## [Task instructions]
Your answer should hold each line of the material that contains the word "Personal".

## [Records for this exercise]
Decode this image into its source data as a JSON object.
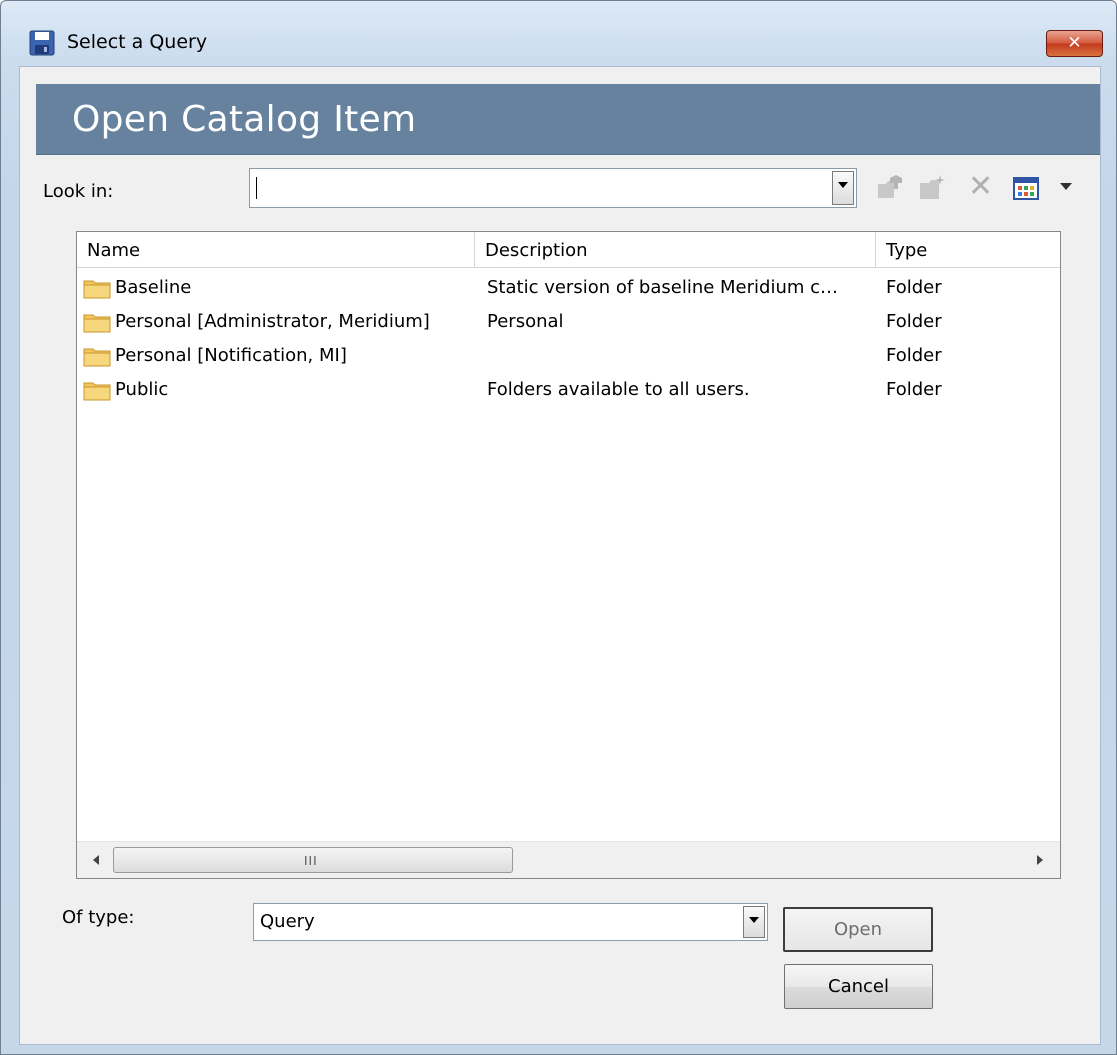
{
  "window": {
    "title": "Select a Query",
    "title_icon": "save-disk-icon",
    "close_glyph": "✕"
  },
  "banner": {
    "title": "Open Catalog Item"
  },
  "look_in": {
    "label": "Look in:",
    "value": ""
  },
  "toolbar": {
    "icons": [
      "up-folder-icon",
      "new-folder-icon",
      "delete-icon",
      "view-menu-icon",
      "dropdown-arrow-icon"
    ],
    "delete_glyph": "✕"
  },
  "list": {
    "columns": [
      "Name",
      "Description",
      "Type"
    ],
    "rows": [
      {
        "name": "Baseline",
        "description": "Static version of baseline Meridium c…",
        "type": "Folder"
      },
      {
        "name": "Personal [Administrator, Meridium]",
        "description": "Personal",
        "type": "Folder"
      },
      {
        "name": "Personal [Notification, MI]",
        "description": "",
        "type": "Folder"
      },
      {
        "name": "Public",
        "description": "Folders available to all users.",
        "type": "Folder"
      }
    ],
    "scrollbar_grip": "III"
  },
  "of_type": {
    "label": "Of type:",
    "value": "Query"
  },
  "buttons": {
    "open": "Open",
    "cancel": "Cancel"
  },
  "colors": {
    "banner": "#66829f",
    "close": "#c23a1d",
    "folder": "#f2c760"
  }
}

## [Task output]
        "name": "Personal [Administrator, Meridium]",
        "description": "Personal",
        "name": "Personal [Notification, MI]",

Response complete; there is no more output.